Peverley and Kelly combined for one goal, no assists and a minus-seven rating against the Leafs, while Jagr added four assists in the series.
The Bruins will lose to the Rangers if they become a two-line team, which means that the third line will have to provide the club with the needed amount of scoring depth.
But if these three players fail to be more productive, Julien does have some options to consider.
Late-season acquisition Carl Soderberg, who led the Swedish Elite League in goals this season, could be a fit on the third line as a physical player with some offensive skill. The issue with Soderberg is that he's never played in an NHL playoff game. However, he does have postseason experience in Europe and international experience with Team Sweden.
The next-best option is Kaspars Daugavins, who was acquired off waivers in the regular season. He's a gritty player who can add a bit of scoring, but he has just two games of playoff experience.
After a disappointing series, figuring out the right combination of players for the third line is going to be a top priority for Julien before the next round.
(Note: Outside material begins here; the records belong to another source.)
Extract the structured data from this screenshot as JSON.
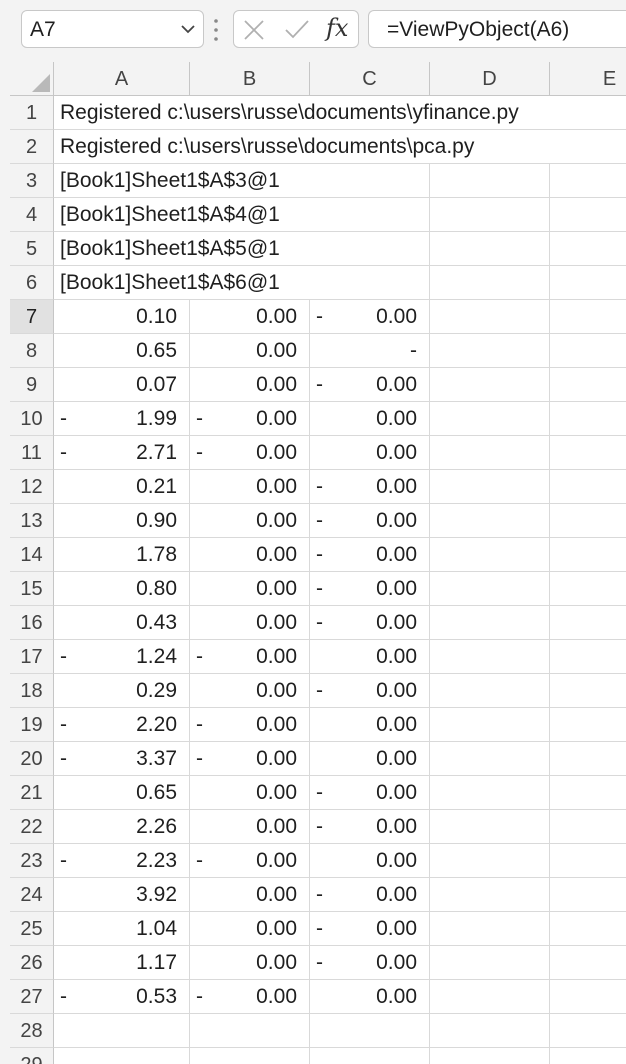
{
  "name_box": {
    "value": "A7"
  },
  "formula_bar": {
    "fx": "fx",
    "formula": "=ViewPyObject(A6)"
  },
  "columns": [
    "A",
    "B",
    "C",
    "D",
    "E"
  ],
  "text_rows": [
    {
      "row": "1",
      "text": "Registered c:\\users\\russe\\documents\\yfinance.py"
    },
    {
      "row": "2",
      "text": "Registered c:\\users\\russe\\documents\\pca.py"
    },
    {
      "row": "3",
      "text": "[Book1]Sheet1$A$3@1"
    },
    {
      "row": "4",
      "text": "[Book1]Sheet1$A$4@1"
    },
    {
      "row": "5",
      "text": "[Book1]Sheet1$A$5@1"
    },
    {
      "row": "6",
      "text": "[Book1]Sheet1$A$6@1"
    }
  ],
  "data_rows": [
    {
      "row": "7",
      "a_neg": "",
      "a": "0.10",
      "b_neg": "",
      "b": "0.00",
      "c_neg": "-",
      "c": "0.00"
    },
    {
      "row": "8",
      "a_neg": "",
      "a": "0.65",
      "b_neg": "",
      "b": "0.00",
      "c_neg": "",
      "c": "-"
    },
    {
      "row": "9",
      "a_neg": "",
      "a": "0.07",
      "b_neg": "",
      "b": "0.00",
      "c_neg": "-",
      "c": "0.00"
    },
    {
      "row": "10",
      "a_neg": "-",
      "a": "1.99",
      "b_neg": "-",
      "b": "0.00",
      "c_neg": "",
      "c": "0.00"
    },
    {
      "row": "11",
      "a_neg": "-",
      "a": "2.71",
      "b_neg": "-",
      "b": "0.00",
      "c_neg": "",
      "c": "0.00"
    },
    {
      "row": "12",
      "a_neg": "",
      "a": "0.21",
      "b_neg": "",
      "b": "0.00",
      "c_neg": "-",
      "c": "0.00"
    },
    {
      "row": "13",
      "a_neg": "",
      "a": "0.90",
      "b_neg": "",
      "b": "0.00",
      "c_neg": "-",
      "c": "0.00"
    },
    {
      "row": "14",
      "a_neg": "",
      "a": "1.78",
      "b_neg": "",
      "b": "0.00",
      "c_neg": "-",
      "c": "0.00"
    },
    {
      "row": "15",
      "a_neg": "",
      "a": "0.80",
      "b_neg": "",
      "b": "0.00",
      "c_neg": "-",
      "c": "0.00"
    },
    {
      "row": "16",
      "a_neg": "",
      "a": "0.43",
      "b_neg": "",
      "b": "0.00",
      "c_neg": "-",
      "c": "0.00"
    },
    {
      "row": "17",
      "a_neg": "-",
      "a": "1.24",
      "b_neg": "-",
      "b": "0.00",
      "c_neg": "",
      "c": "0.00"
    },
    {
      "row": "18",
      "a_neg": "",
      "a": "0.29",
      "b_neg": "",
      "b": "0.00",
      "c_neg": "-",
      "c": "0.00"
    },
    {
      "row": "19",
      "a_neg": "-",
      "a": "2.20",
      "b_neg": "-",
      "b": "0.00",
      "c_neg": "",
      "c": "0.00"
    },
    {
      "row": "20",
      "a_neg": "-",
      "a": "3.37",
      "b_neg": "-",
      "b": "0.00",
      "c_neg": "",
      "c": "0.00"
    },
    {
      "row": "21",
      "a_neg": "",
      "a": "0.65",
      "b_neg": "",
      "b": "0.00",
      "c_neg": "-",
      "c": "0.00"
    },
    {
      "row": "22",
      "a_neg": "",
      "a": "2.26",
      "b_neg": "",
      "b": "0.00",
      "c_neg": "-",
      "c": "0.00"
    },
    {
      "row": "23",
      "a_neg": "-",
      "a": "2.23",
      "b_neg": "-",
      "b": "0.00",
      "c_neg": "",
      "c": "0.00"
    },
    {
      "row": "24",
      "a_neg": "",
      "a": "3.92",
      "b_neg": "",
      "b": "0.00",
      "c_neg": "-",
      "c": "0.00"
    },
    {
      "row": "25",
      "a_neg": "",
      "a": "1.04",
      "b_neg": "",
      "b": "0.00",
      "c_neg": "-",
      "c": "0.00"
    },
    {
      "row": "26",
      "a_neg": "",
      "a": "1.17",
      "b_neg": "",
      "b": "0.00",
      "c_neg": "-",
      "c": "0.00"
    },
    {
      "row": "27",
      "a_neg": "-",
      "a": "0.53",
      "b_neg": "-",
      "b": "0.00",
      "c_neg": "",
      "c": "0.00"
    }
  ],
  "empty_rows": [
    "28",
    "29"
  ],
  "selected_row": "7"
}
When the Bruins are unable to roll with four quality lines, they are a much less dangerous team.
How Bad are Dennis Seidenberg, Andrew Ference and Wade Redden's Injuries?
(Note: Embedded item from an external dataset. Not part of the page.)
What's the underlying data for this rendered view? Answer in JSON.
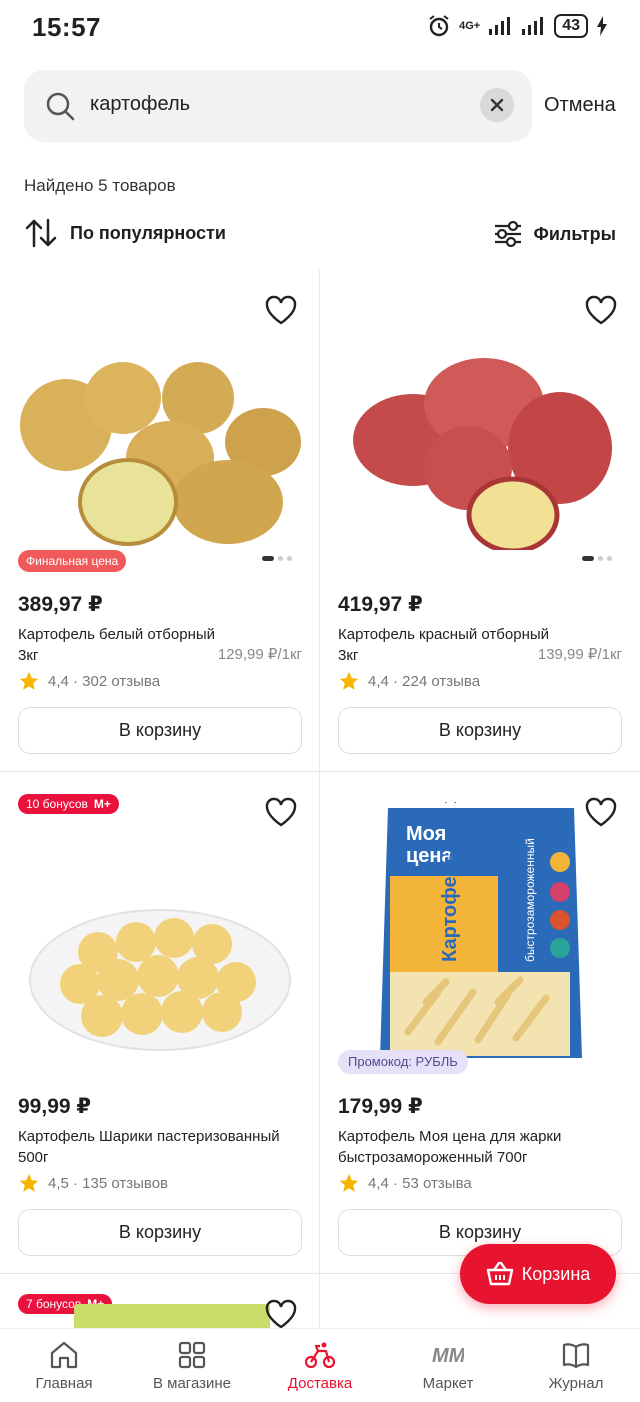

The Bruins were without three veteran defensemen in Game 7 with Andrew Ference and Wade Redden scratched. Seidenberg injuring his leg in the early minutes of the first period. His night ended with just 0:37 of ice time.
Seidenberg is one of the league's best shutdown blueliners and a player who Julien will want to put on the ice whenever Rangers star forward Rick Nash hops over the boards.
The tandem of Seidenberg and captain Zdeno Chara gives the Bruins the best shutdown pairing in the NHL (they've combined for 22 blocked shots and 41 hits in the playoffs). But when these two players are split, the decrease in the team's performance defensively is noticeable.
Who would you trust more in Round 2?
Not only are all three of these defensemen reliable, good in their own end and capable of providing scoring from the blue line, they combine for 273 games of playoff experience.
When one or more of these players cannot make the lineup, Julien is forced to play rookies Matt Bartkowski and Dougie Hamilton. Bartkowski and Hamilton played well in spurts against the Leafs, but putting rookies, especially defensemen, in high-pressure situations in the postseason is far from an ideal situation.
Julien did not provide postgame updates on Redden and Ference, and when asked about Seidenberg, he said, "We’ll know better tomorrow whether it’s short term or long term."
If the German defenseman is out for an extended period of time, the Bruins will continue to be vulnerable in their own zone without the team's second-best defensive player.
Nicholas Goss is an NHL Lead Writer at Bleacher Report. Follow him on Twitter. He was a credentialed reporter at the 2011 Stanley Cup Final and 2012 NHL playoffs in Boston. He's also a credentialed reporter at the 2013 NHL playoffs in Boston. Nick has covered the Bruins since the 2010-11 season. All quotes obtained firsthand.